Monrad studied theology and became a Lutheran minister, while beginning to participate in politics.[2] He became editor of the Liberal publication, Foedrelandet, in 1840, and was leader of the National Liberal Party and spearheaded the movement towards a constitutional Denmark after 1848, the year in which he became a bishop. In the following year, he became a member of Parliament and was Minister of Church Affairs in the new government.[3]

As Council President (1863-1864), he was the Danish state leader during the early part of Second Schleswig War, against the German Confederation led by Otto von Bismarck, which resulted in the Peace of Vienna.

After this war, a depressed and disillusioned Monrad emigrated to New Zealand. After sending his sons to Nelson and other districts of New Zealand to scout for land, he chose to settle in Palmerston North in the North Island of New Zealand. He bought 482 acres (1.95 km2) of land at Karere Block. He first lived in a small hut and then erected a timber house and started clearing bushland. He and his family farmed cows and sheep.

Monrad helped the New Zealand Company to find suitable settlers from Scandinavia and helped many Danish immigrants find land to settle on, most notably in the area of Dannevirke.

His work was disturbed by Māori rioters, members of the Hauhau cult under Chief Titokowaru. Monrad buried his belongings and went with the family to Wellington and then went back to Denmark in 1869. His sons Viggo and Johannes later returned to Karere to become farmers.

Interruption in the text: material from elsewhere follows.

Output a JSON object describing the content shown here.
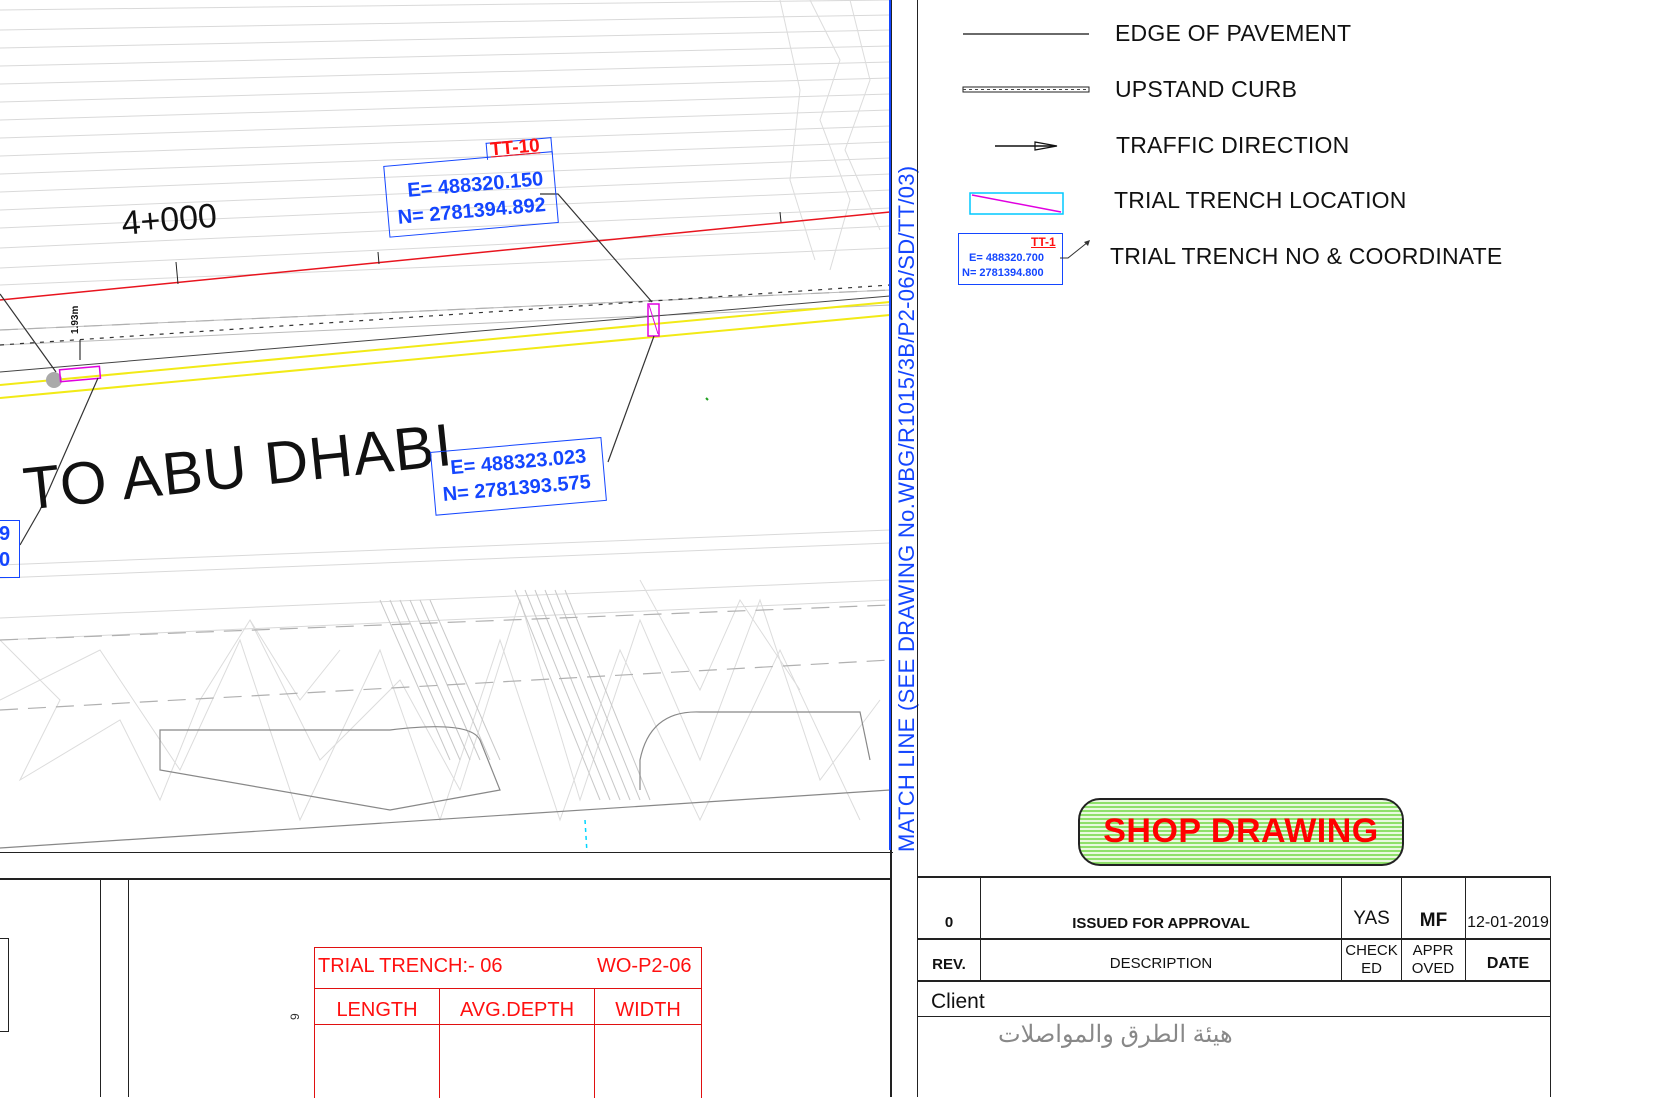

Before leaving New Zealand, he presented to New Zealand's Colonial Museum a collection of 600 woodcuts, etchings and engravings by European Old Masters, including Rembrandt, Hollar, Albrecht Dürer and van Dyck. They are now part of the collection at the Museum of New Zealand Te Papa Tongarewa where examples often feature in temporary exhibitions.

Monrad Intermediate is a Palmerston North intermediate school named after Monrad.

Political offices
Preceded by
New office
Kultus Minister of Denmark
22 March 1848 – 15 November 1848
Succeeded by
Johan Nicolai Madvig
Preceded by
Carl Christian Hall
Kultus Minister of Denmark
6 May 1859 – 2 December 1859
Succeeded by
Vilhem August Borgen
Preceded by
Vilhem August Borgen
Kultus Minister of Denmark
24 February 1860 - 31 December 1863
Succeeded by
Christian Thorning Engelstoft
Preceded by
Johan Christian von Jessen
Interior Minister of Denmark
24 February 1860 – 15 September 1861
Succeeded by
Peter Martin Orla Lehmann
Preceded by
Carl Christian Hall
Council President of Denmark
31 December 1863 – 11 July 1864
Succeeded by
Christian Albrecht Bluhme
Preceded by
Carl Emil Fenger
Finance Minister of Denmark
31 December 1863 – 11 July 1864
Succeeded by
Christian Nathan David
Preceded by
Carl Christian Hall
Foreign Minister of Denmark
31 December 1863 – 8 January 1864
Succeeded by
George Quaade
Preceded by
Carl Christian Hall
Minister for Holstein and Lauenburg
31 December 1863 – 11 July 1864
Succeeded by
Christian Albrecht Bluhme

Literature[edit]

  • Johan Schioldann-Nielsen, The life of D.G. Monrad (1811-1887) : manic-depressive disorder and political leadership, Odense University Press, 1988. ISBN 87-7492-668-3.
  • G.C. Petersen, D.G. Monrad : Scholar, statesman, priest and New Zealand pioneer and his New Zealand descendants, Kerslake, Billens & Humphrey. 1965.

References[edit]

  1. ^ Johann Schioldann-Nielsen, "Prime Minister D. G. Monrad: manic-depressive disorder and political leadership", History of Psychiatry, March 1996 7: 063-90]. Accessed 15 February 2016
  2. ^ Britannica. Accessed 2 June 2015
  3. ^ Nicholas Hope, German and Scandinavian Protestantism 1700-1918. Clarendon Press, 1995. p 469. Accessed 15 February 2016

External links[edit]